First, where the Elite Spartans some kind of bloodthirsty warriors who relished killing and went "berserk" in battle? Here the answer seems - to me at least - to be an unqualified NO. In practice, Spartans despised "berserk-style" behaviors and battle lust. This was because they would see the warrior as going crazy and losing all self-control, all self-discipline and becoming little more than an enraged animal. Moreover, Spartans were, of course, humans, and did not particularly want to die. They chose to do so, because this was part of their military call and they were expected by their city to set the highest example for all (this is one of the meanings of "obedient to their laws"). This was one of the objectives of their gruelling military training in the Agoge and this was what they were born and bred for.
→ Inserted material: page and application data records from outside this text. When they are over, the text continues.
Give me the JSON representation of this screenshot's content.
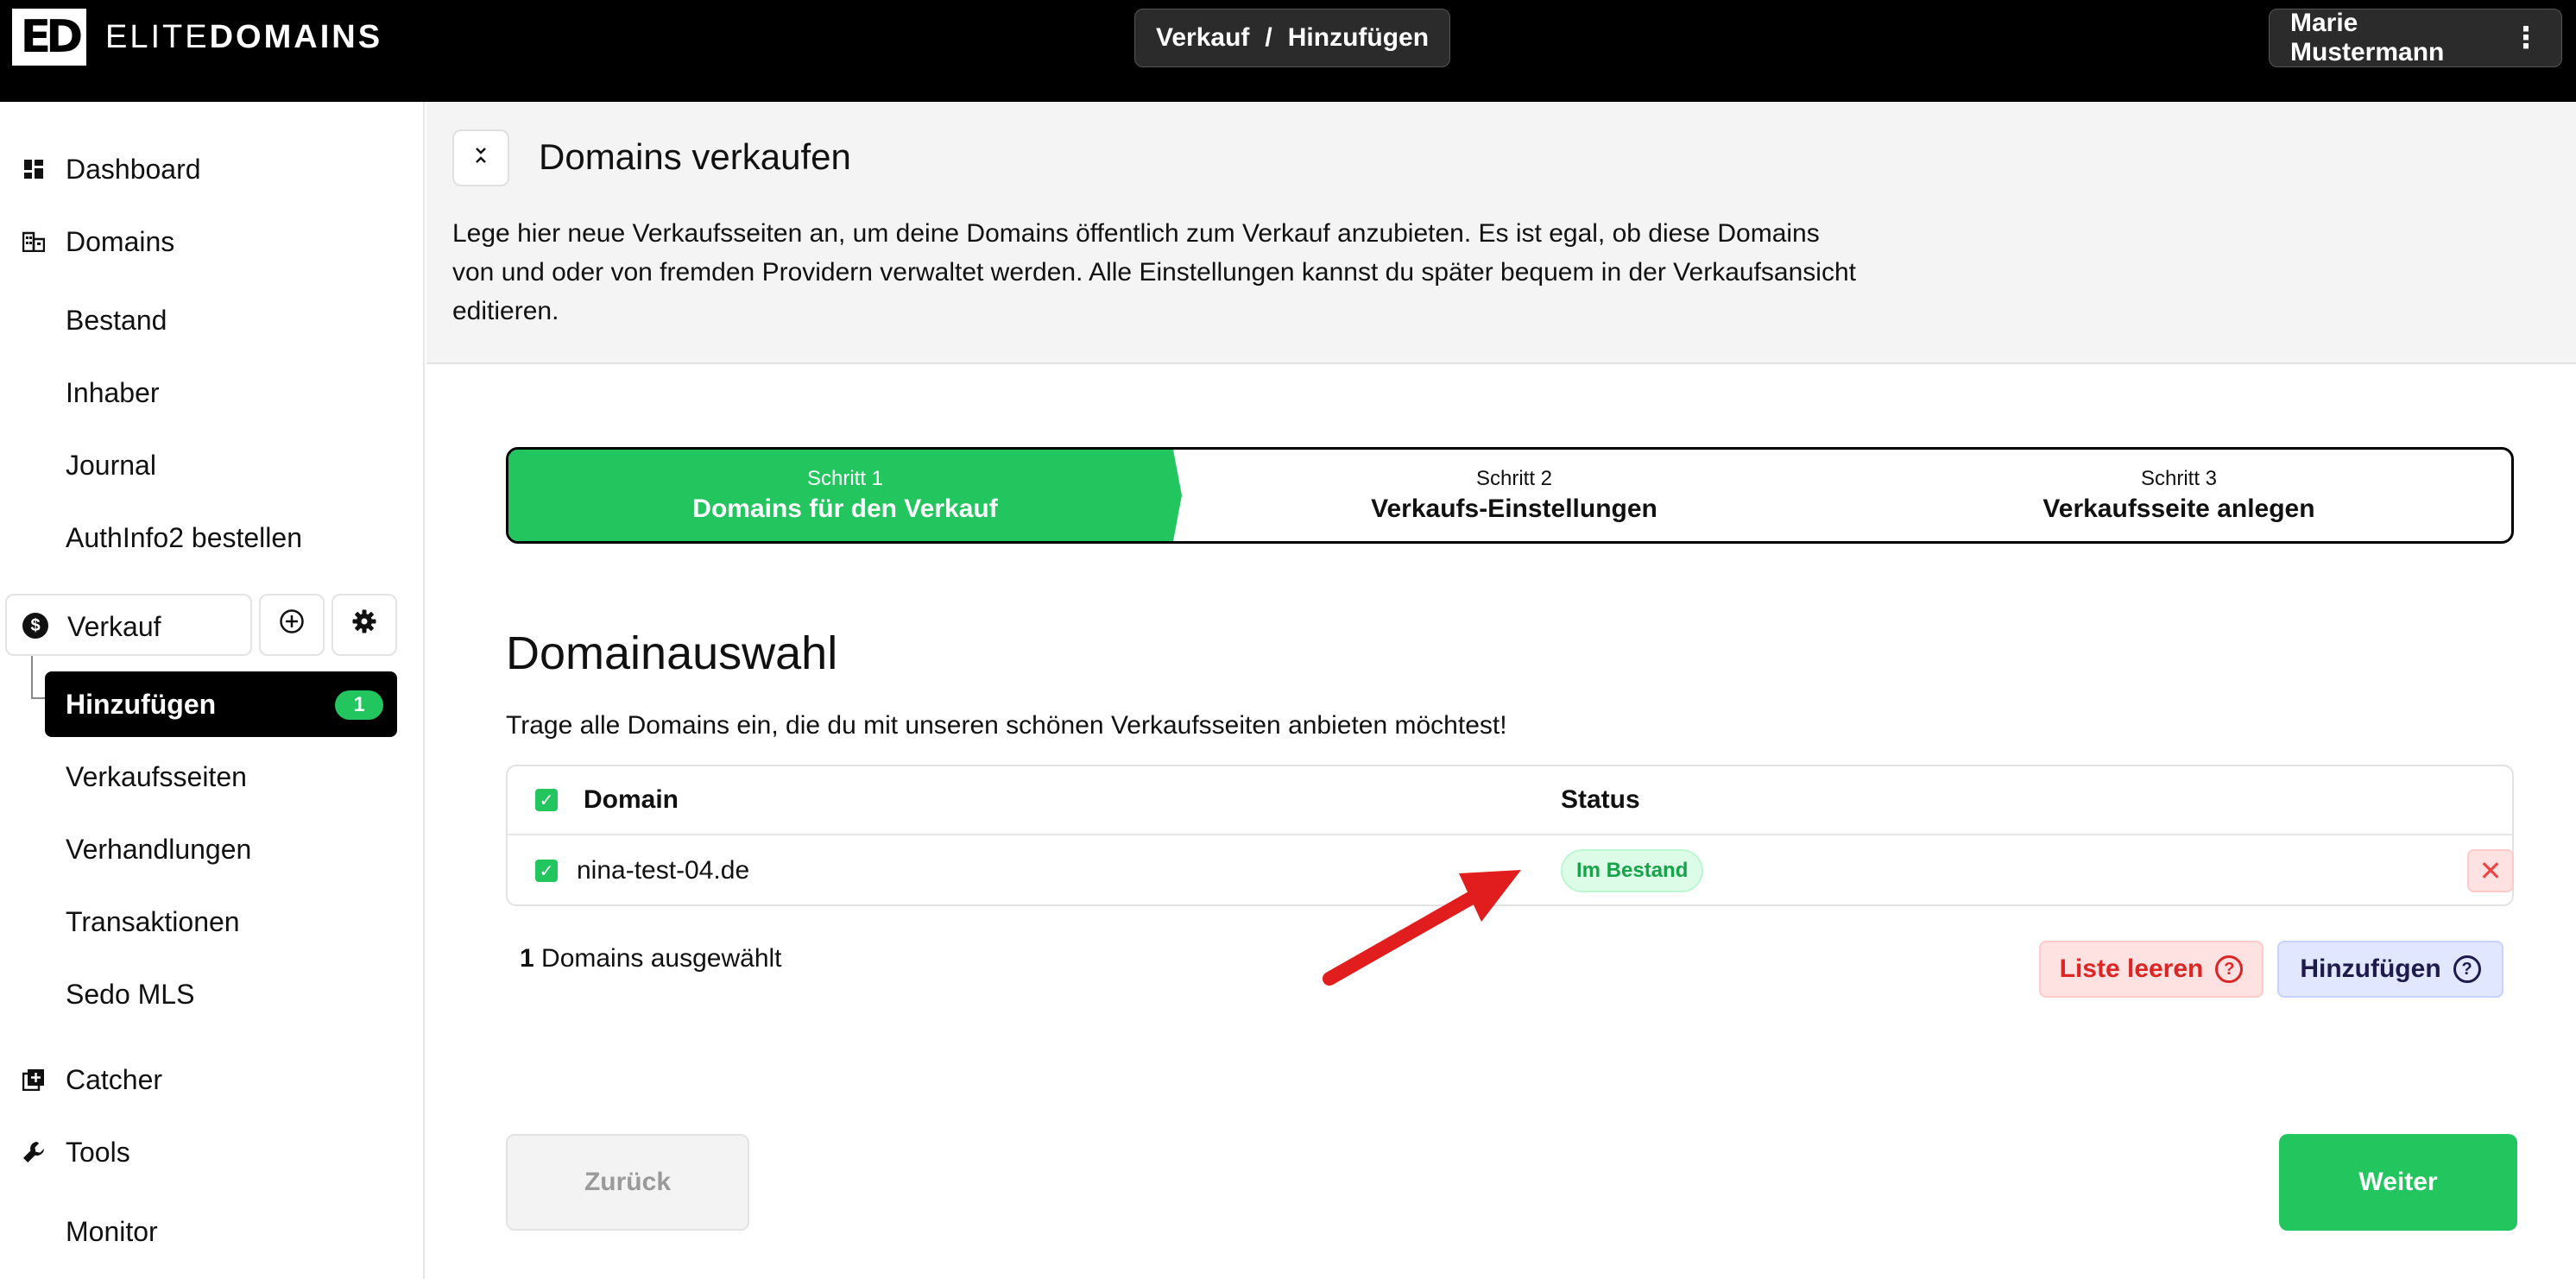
{
  "app": {
    "logo_mark": "ED",
    "logo_text_light": "ELITE",
    "logo_text_bold": "DOMAINS"
  },
  "header": {
    "breadcrumb": [
      "Verkauf",
      "Hinzufügen"
    ],
    "breadcrumb_sep": "/",
    "user_name": "Marie Mustermann"
  },
  "sidebar": {
    "dashboard": "Dashboard",
    "domains": "Domains",
    "bestand": "Bestand",
    "inhaber": "Inhaber",
    "journal": "Journal",
    "authinfo": "AuthInfo2 bestellen",
    "verkauf": "Verkauf",
    "hinzufuegen": "Hinzufügen",
    "hinzufuegen_count": "1",
    "verkaufsseiten": "Verkaufsseiten",
    "verhandlungen": "Verhandlungen",
    "transaktionen": "Transaktionen",
    "sedo": "Sedo MLS",
    "catcher": "Catcher",
    "tools": "Tools",
    "monitor": "Monitor"
  },
  "intro": {
    "title": "Domains verkaufen",
    "text": "Lege hier neue Verkaufsseiten an, um deine Domains öffentlich zum Verkauf anzubieten. Es ist egal, ob diese Domains von und oder von fremden Providern verwaltet werden. Alle Einstellungen kannst du später bequem in der Verkaufsansicht editieren."
  },
  "steps": [
    {
      "small": "Schritt 1",
      "label": "Domains für den Verkauf"
    },
    {
      "small": "Schritt 2",
      "label": "Verkaufs-Einstellungen"
    },
    {
      "small": "Schritt 3",
      "label": "Verkaufsseite anlegen"
    }
  ],
  "section": {
    "title": "Domainauswahl",
    "desc": "Trage alle Domains ein, die du mit unseren schönen Verkaufsseiten anbieten möchtest!"
  },
  "table": {
    "col_domain": "Domain",
    "col_status": "Status",
    "rows": [
      {
        "domain": "nina-test-04.de",
        "status": "Im Bestand"
      }
    ]
  },
  "selection": {
    "count": "1",
    "label": "Domains ausgewählt"
  },
  "buttons": {
    "clear": "Liste leeren",
    "add": "Hinzufügen",
    "back": "Zurück",
    "next": "Weiter"
  },
  "colors": {
    "accent": "#22c55e",
    "danger": "#ef4444",
    "annotation": "#e11d1d"
  }
}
This was a matter of fact. This was "the Spartan Way".
Second, were the Spartans "playing the noble warrior act" and cynically building their reputation as the "super-warriors" of the Age? Where they showing off? Was this a display? Where they vainglorious? It seems not and the chances are that they really believed in their warrior ethos and tried their very (and considerable) best to live up to their Moral Code. They did not always succeed, but they tried and they certainly were successfull at the Gates of Fire. At least at that time, the Spartans, although certainly aware of their valour, did not show it off. Shelfish behaviours where the heroes would go and sulk in their tents because they hadn't got their way (Achilles or Alexander the Great style) were simply NOT the "Spartan Way" and would be despised by them. Moreover, they had no need to show off because they had nothing to prove to anyone, and certainly not to any of the other Greeks: everyone (even the Persians) knew that they were "simply the Best" fighting men that Greece had at the time.
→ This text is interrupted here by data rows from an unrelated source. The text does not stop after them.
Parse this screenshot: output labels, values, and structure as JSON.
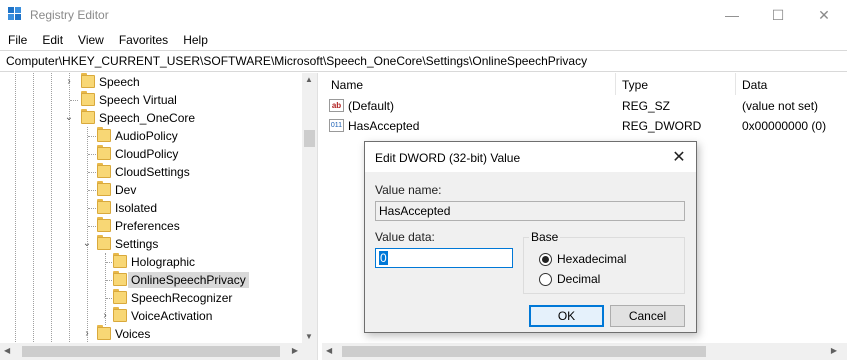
{
  "window": {
    "title": "Registry Editor",
    "icon": "registry-editor-icon",
    "minimize_glyph": "—",
    "maximize_glyph": "☐",
    "close_glyph": "✕"
  },
  "menu": {
    "items": [
      "File",
      "Edit",
      "View",
      "Favorites",
      "Help"
    ]
  },
  "address": {
    "path": "Computer\\HKEY_CURRENT_USER\\SOFTWARE\\Microsoft\\Speech_OneCore\\Settings\\OnlineSpeechPrivacy"
  },
  "tree": {
    "items": [
      {
        "label": "Speech",
        "expander": "›",
        "selected": false
      },
      {
        "label": "Speech Virtual",
        "expander": "",
        "selected": false
      },
      {
        "label": "Speech_OneCore",
        "expander": "⌄",
        "selected": false
      },
      {
        "label": "AudioPolicy",
        "expander": "",
        "selected": false
      },
      {
        "label": "CloudPolicy",
        "expander": "",
        "selected": false
      },
      {
        "label": "CloudSettings",
        "expander": "",
        "selected": false
      },
      {
        "label": "Dev",
        "expander": "",
        "selected": false
      },
      {
        "label": "Isolated",
        "expander": "",
        "selected": false
      },
      {
        "label": "Preferences",
        "expander": "",
        "selected": false
      },
      {
        "label": "Settings",
        "expander": "⌄",
        "selected": false
      },
      {
        "label": "Holographic",
        "expander": "",
        "selected": false
      },
      {
        "label": "OnlineSpeechPrivacy",
        "expander": "",
        "selected": true
      },
      {
        "label": "SpeechRecognizer",
        "expander": "",
        "selected": false
      },
      {
        "label": "VoiceActivation",
        "expander": "›",
        "selected": false
      },
      {
        "label": "Voices",
        "expander": "›",
        "selected": false
      }
    ]
  },
  "list": {
    "columns": {
      "name": "Name",
      "type": "Type",
      "data": "Data"
    },
    "rows": [
      {
        "icon": "ab",
        "name": "(Default)",
        "type": "REG_SZ",
        "data": "(value not set)"
      },
      {
        "icon": "011",
        "name": "HasAccepted",
        "type": "REG_DWORD",
        "data": "0x00000000 (0)"
      }
    ]
  },
  "dialog": {
    "title": "Edit DWORD (32-bit) Value",
    "close_glyph": "✕",
    "value_name_label": "Value name:",
    "value_name": "HasAccepted",
    "value_data_label": "Value data:",
    "value_data": "0",
    "base_label": "Base",
    "base_options": [
      {
        "label": "Hexadecimal",
        "checked": true
      },
      {
        "label": "Decimal",
        "checked": false
      }
    ],
    "ok_label": "OK",
    "cancel_label": "Cancel"
  }
}
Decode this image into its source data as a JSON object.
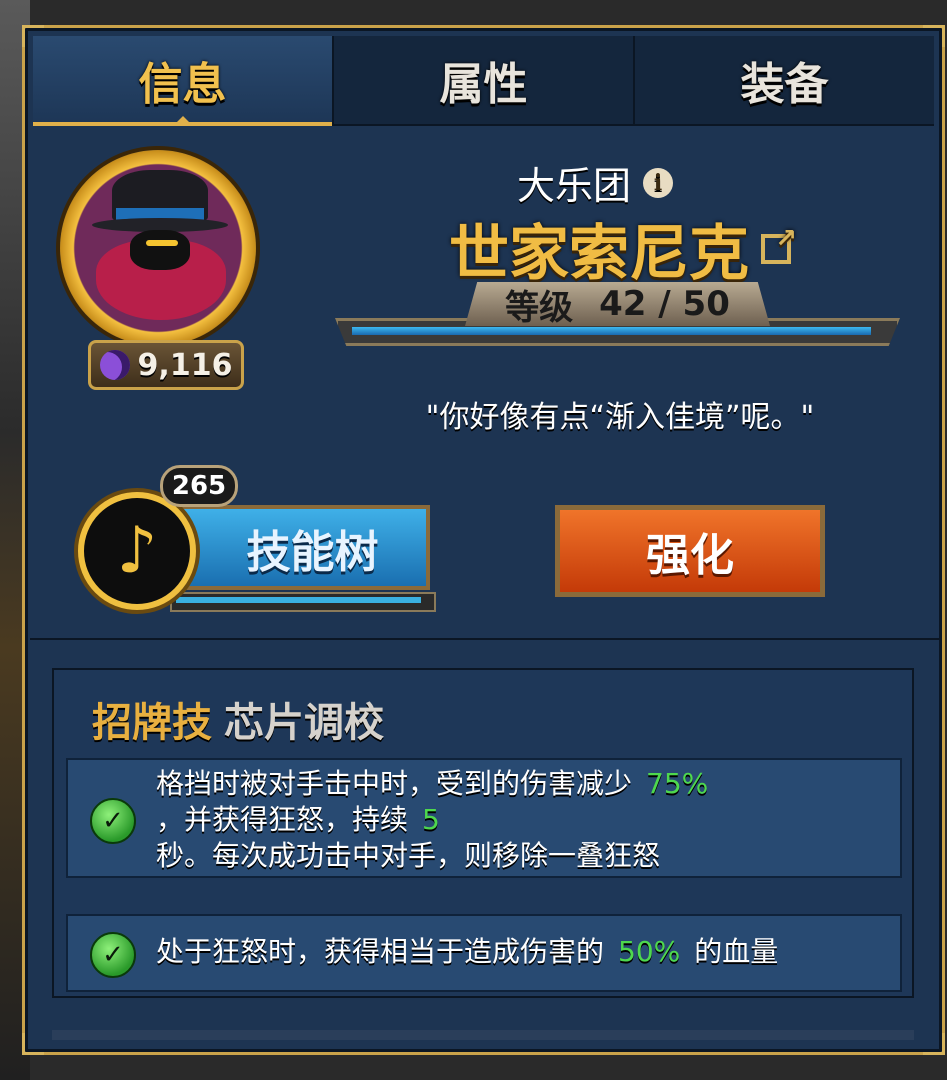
{
  "tabs": [
    {
      "label": "信息",
      "active": true
    },
    {
      "label": "属性",
      "active": false
    },
    {
      "label": "装备",
      "active": false
    }
  ],
  "hero": {
    "team": "大乐团",
    "name": "世家索尼克",
    "power": "9,116",
    "level_label": "等级",
    "level_current": "42",
    "level_separator": "/",
    "level_max": "50",
    "level_progress": 0.98,
    "quote": "\"你好像有点“渐入佳境”呢。\""
  },
  "actions": {
    "skill_tree_label": "技能树",
    "skill_points": "265",
    "skill_progress": 0.98,
    "enhance_label": "强化"
  },
  "signature": {
    "title": "招牌技",
    "name": "芯片调校",
    "abilities": [
      {
        "line1": "格挡时被对手击中时，受到的伤害减少",
        "value1": "75%",
        "line2": "，并获得狂怒，持续",
        "value2": "5",
        "line3": "秒。每次成功击中对手，则移除一叠狂怒"
      },
      {
        "prefix": "处于狂怒时，获得相当于造成伤害的",
        "value": "50%",
        "suffix": "的血量"
      }
    ]
  },
  "colors": {
    "gold": "#f0bc44",
    "panel": "#1d3452",
    "green_value": "#4ed84e"
  },
  "icons": {
    "power": "moon-icon",
    "info": "info-icon",
    "external": "external-link-icon",
    "skill": "music-note-icon",
    "check": "check-icon"
  }
}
Are there any historical elements that could back up such a view about the "Spartan Way"? Oddly enough, there are some. Some even relate to the Helots and Shield bearers of the Spartans which were used by their lords as sparring partners, as the very beginning of Pressfield's book shows so well. The shield bearers and body slaves knew how to fight and fought almost as well as their lords. Later on, during the Long War against Athens, battalions of Helots would be raised, trained and would fight (very well) for Sparta. We also know that, at Thermopylae, they did not survive their warrior lords but died with them. None of them has ever been mentioned in any of the sources as deliberatly deserting. Even a sceptical mind cannot do otherwise than agree that while many (or most, or all?) Helots hated their condition as slaves and may also have hated their masters, they nevertheless fought and died with them, rather than running away or betraying them to the Persians.
Third and last, has Pressfield painted a somewhat "rosy and glorious" picture of the Spartans, as another reviewer suggested? The book does, at times, feel a bit like that, until you come across one of these frightful scenes where Polynikes gets ready to slaughter a few Helots, to make a point and set the example, but this time a rather grisly and unsavory one. This was also Sparta, and it is also shown in the book.
To conclude, and to cut a (very, very) long story short, this (the book, the story it tells and the Spartans that are at the heart of it) is "simply the Best" of breed, what the Ancient Greeks might have called Aristoi (and from where we have derived our aristocrat).